March 23, 2016 by Sara Redman
With the Easter long weekend upon us, it is a great time to pause and check in on our own state of wellbeing. On a scale of 0 -10 where 10 is optimal wellbeing where do you sit at the moment?
The latest Australian Psychological Society Annual Stress and Wellbeing Survey has found 35 per cent of Australians are currently experiencing significant levels of distress, and anxiety symptoms for 2015 were at their highest rate since the survey began. We feel that now is a great time to check in on your own wellbeing.
I hazard to guess that you have not been building enough recovery time into your days, weeks and months. If there were only ONE thing I could suggest you adopt to up your wellbeing, recovery is a pretty powerful strategy. In fact it is essential. In our busy, modern lifestyles with smart phones and technology all around us to ‘free us up’, we end up instead becoming dependent and attached. We tend to be always switched on, working across a greater spread of the day or week, simply because we can. This situation is fine if we factor in actual recovery time, down time, switch off time.
But if we just stay switched on, and keep expending mental and emotional energy on work by doing it, thinking about it, worrying about it, planning it in the front or back of our minds, guess what? We drain our mental and emotional energy reserves and become exhausted, stressed and wired. If we keep going like this we are edging closer to burn out and breaking down. When burn out comes ‘recovery’ stops being about some short effective breaks each day, and instead becomes months and months of time to rebuild our health energy and wellbeing.
So what can we do that is practical and helpful in terms of recovery? Here is a simple list of options:
- Take your lunch break every day or at least 3-4 times a week where you go out, get up, or go to the park to sit and eat peacefully rather than work & eat at the same time. This means you will wind down and you may end up eating less because you are paying attention so weight loss and energy gain may result;
- Set a reminder to pause 5 times a day to take just 1-2 minutes to breathe deeply. This will shut down the ‘flight or fight’ response of the stress cycle and bring you into a relaxed state. You will feel better, and conserve energy as you are out of the high stress state;
- If you have a sedentary job get up and walk around the block even if only for 5-10 minutes. Walk slowly and mindfully (read our mindfulness blogs here.) You will wind down, clear your head and improve your health by getting up from a seated position.
- Carve out some time each week where you ‘switch off’ all technology. Typically, Australians check their smart phones up to 60 times a day! This is a a lot of mental energy drain, and you will notice the benefits of shutting down and recovering in your state of mind and your energy.
- Take short stretch breaks through the day at your desk or by getting up and out. It only takes 5 minutes to loosen up and release any muscle tension and it will clear your head and re-energise you.
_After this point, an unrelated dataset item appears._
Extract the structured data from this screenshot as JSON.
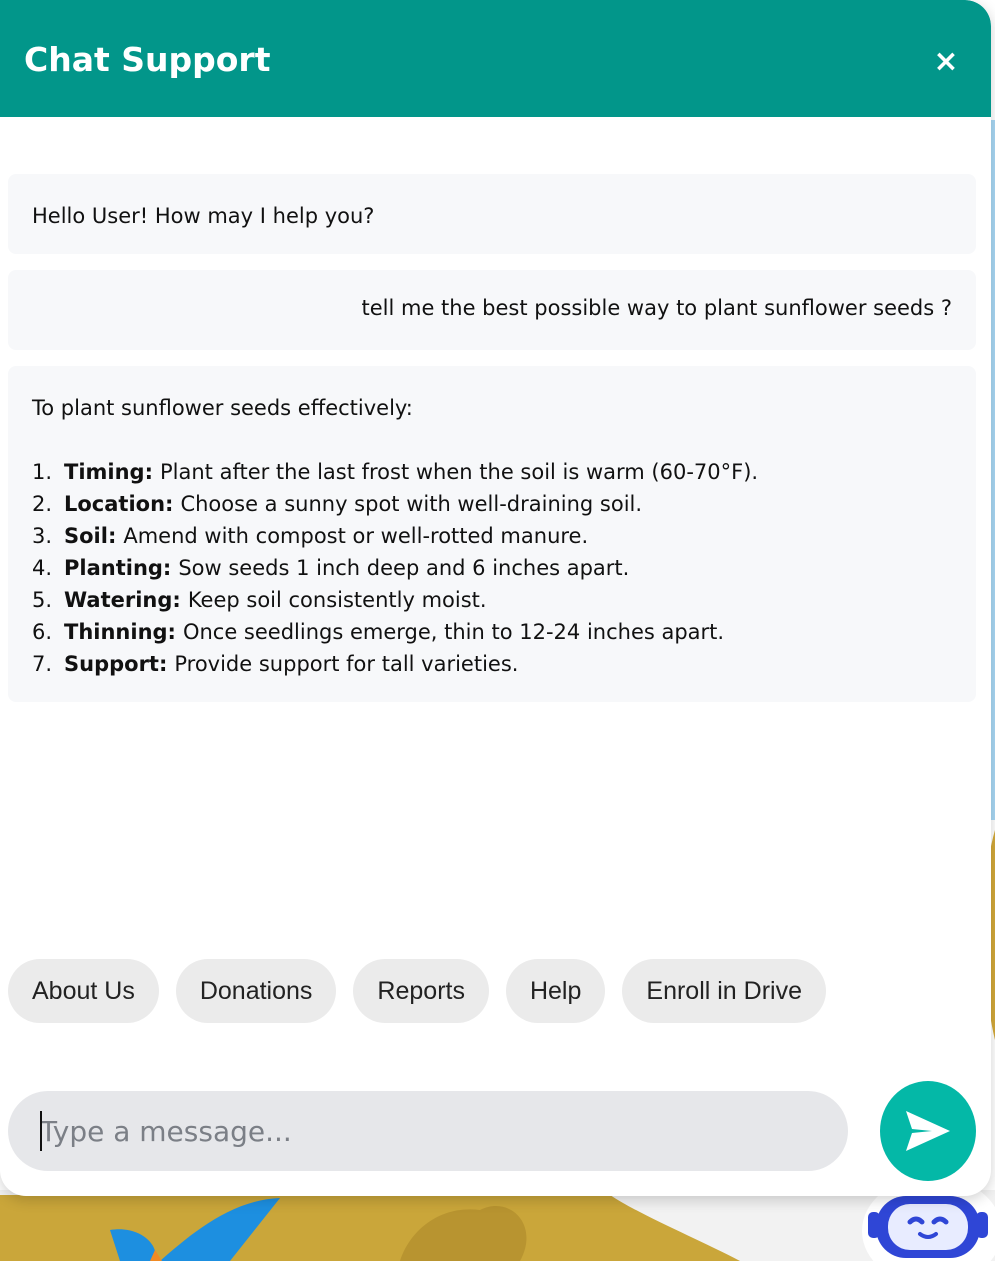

So over Easter I encourage you to map out just one energy building recovery strategy and implement it into your life on a trial over 6-8 weeks. Keep it if it is working for you, and trial another if it isn’t. You won’t regret it, I promise. Happy Easter!